**Work request**:
Show all the lines in the data below that include the word "Crop".

**Exercise material**:
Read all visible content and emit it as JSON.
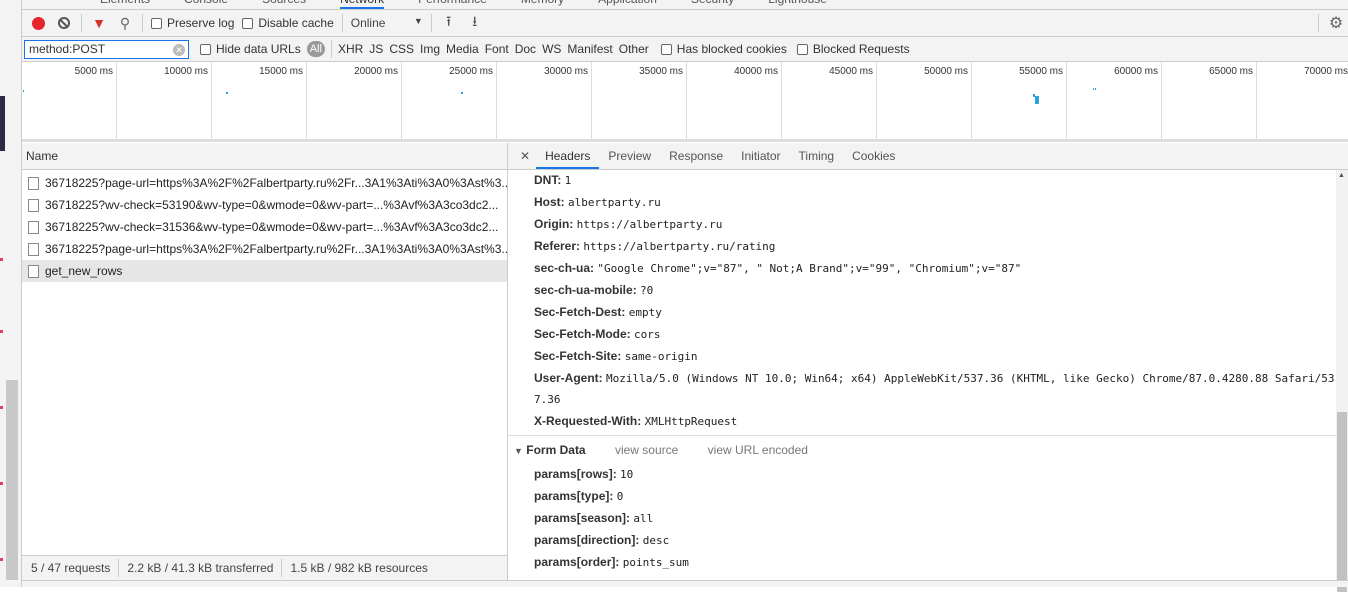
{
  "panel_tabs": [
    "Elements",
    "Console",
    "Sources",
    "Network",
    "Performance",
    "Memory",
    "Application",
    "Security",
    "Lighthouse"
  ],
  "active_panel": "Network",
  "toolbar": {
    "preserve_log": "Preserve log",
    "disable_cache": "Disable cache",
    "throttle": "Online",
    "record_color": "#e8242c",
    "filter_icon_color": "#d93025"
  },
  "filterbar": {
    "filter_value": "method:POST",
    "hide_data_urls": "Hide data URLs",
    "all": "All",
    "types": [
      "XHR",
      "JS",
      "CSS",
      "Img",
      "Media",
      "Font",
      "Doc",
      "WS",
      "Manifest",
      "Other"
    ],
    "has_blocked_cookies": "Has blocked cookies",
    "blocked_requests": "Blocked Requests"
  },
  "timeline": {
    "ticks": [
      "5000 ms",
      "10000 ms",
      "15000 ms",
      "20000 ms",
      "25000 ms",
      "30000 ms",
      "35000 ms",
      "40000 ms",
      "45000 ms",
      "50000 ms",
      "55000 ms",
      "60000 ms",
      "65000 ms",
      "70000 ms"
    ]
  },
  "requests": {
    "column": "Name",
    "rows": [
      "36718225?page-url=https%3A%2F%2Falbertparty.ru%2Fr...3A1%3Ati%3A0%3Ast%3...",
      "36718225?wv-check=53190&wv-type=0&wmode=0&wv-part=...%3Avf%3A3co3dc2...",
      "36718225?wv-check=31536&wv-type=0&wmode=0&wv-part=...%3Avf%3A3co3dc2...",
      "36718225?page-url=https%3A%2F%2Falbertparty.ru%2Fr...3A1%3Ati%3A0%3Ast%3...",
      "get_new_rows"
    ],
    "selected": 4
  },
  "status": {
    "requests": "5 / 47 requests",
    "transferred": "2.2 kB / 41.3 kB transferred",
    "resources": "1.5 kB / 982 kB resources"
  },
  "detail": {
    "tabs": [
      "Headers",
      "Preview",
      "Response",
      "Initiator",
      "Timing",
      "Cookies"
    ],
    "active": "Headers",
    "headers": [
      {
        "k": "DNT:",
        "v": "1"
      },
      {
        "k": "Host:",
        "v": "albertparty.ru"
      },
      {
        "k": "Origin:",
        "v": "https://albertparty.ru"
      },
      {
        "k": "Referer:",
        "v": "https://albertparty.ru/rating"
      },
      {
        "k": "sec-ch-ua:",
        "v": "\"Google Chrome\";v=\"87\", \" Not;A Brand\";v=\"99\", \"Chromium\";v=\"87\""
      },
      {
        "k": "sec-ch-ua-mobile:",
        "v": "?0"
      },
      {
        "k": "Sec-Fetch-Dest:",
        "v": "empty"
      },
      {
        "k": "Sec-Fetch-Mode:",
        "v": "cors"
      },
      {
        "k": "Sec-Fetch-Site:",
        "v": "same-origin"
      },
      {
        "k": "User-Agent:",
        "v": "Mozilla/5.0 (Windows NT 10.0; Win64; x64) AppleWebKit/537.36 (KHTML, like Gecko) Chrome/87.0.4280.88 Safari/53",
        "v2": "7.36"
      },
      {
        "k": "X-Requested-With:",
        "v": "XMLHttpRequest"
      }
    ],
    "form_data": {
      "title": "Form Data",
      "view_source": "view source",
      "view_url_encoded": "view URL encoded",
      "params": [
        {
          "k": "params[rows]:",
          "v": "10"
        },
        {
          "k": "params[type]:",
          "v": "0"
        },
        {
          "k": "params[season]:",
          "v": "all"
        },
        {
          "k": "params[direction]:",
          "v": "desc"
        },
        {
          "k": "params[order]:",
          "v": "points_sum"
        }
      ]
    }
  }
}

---

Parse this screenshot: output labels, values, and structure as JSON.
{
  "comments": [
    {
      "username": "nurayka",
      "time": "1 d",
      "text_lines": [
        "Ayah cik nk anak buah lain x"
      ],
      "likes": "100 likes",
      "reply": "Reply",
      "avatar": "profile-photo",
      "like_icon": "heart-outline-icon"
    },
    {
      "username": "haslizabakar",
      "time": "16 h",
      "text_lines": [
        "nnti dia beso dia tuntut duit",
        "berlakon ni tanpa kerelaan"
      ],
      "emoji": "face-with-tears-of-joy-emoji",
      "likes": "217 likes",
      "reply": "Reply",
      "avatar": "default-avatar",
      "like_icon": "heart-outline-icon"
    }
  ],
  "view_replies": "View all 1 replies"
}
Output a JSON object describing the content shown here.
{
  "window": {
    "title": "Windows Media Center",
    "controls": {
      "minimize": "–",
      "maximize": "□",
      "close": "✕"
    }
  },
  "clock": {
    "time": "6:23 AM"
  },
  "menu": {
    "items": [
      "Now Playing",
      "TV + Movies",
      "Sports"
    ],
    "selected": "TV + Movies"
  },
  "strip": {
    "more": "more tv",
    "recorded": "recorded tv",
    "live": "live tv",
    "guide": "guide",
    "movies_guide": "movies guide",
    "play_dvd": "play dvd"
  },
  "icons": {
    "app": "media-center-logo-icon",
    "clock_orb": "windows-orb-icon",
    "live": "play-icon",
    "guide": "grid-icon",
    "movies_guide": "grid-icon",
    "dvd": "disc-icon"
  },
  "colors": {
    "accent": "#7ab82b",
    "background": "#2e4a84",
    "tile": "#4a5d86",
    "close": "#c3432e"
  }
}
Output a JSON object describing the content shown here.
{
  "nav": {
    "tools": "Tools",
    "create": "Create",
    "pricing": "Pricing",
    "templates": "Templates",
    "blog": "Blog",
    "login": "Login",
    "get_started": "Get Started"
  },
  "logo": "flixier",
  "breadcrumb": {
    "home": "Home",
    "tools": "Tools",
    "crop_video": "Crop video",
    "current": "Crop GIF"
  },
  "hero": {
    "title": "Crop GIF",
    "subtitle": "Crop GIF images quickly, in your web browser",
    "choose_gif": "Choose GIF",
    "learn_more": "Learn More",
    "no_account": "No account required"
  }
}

**Solved exercise**:
    "crop_video": "Crop video",
    "current": "Crop GIF"
    "title": "Crop GIF",
    "subtitle": "Crop GIF images quickly, in your web browser",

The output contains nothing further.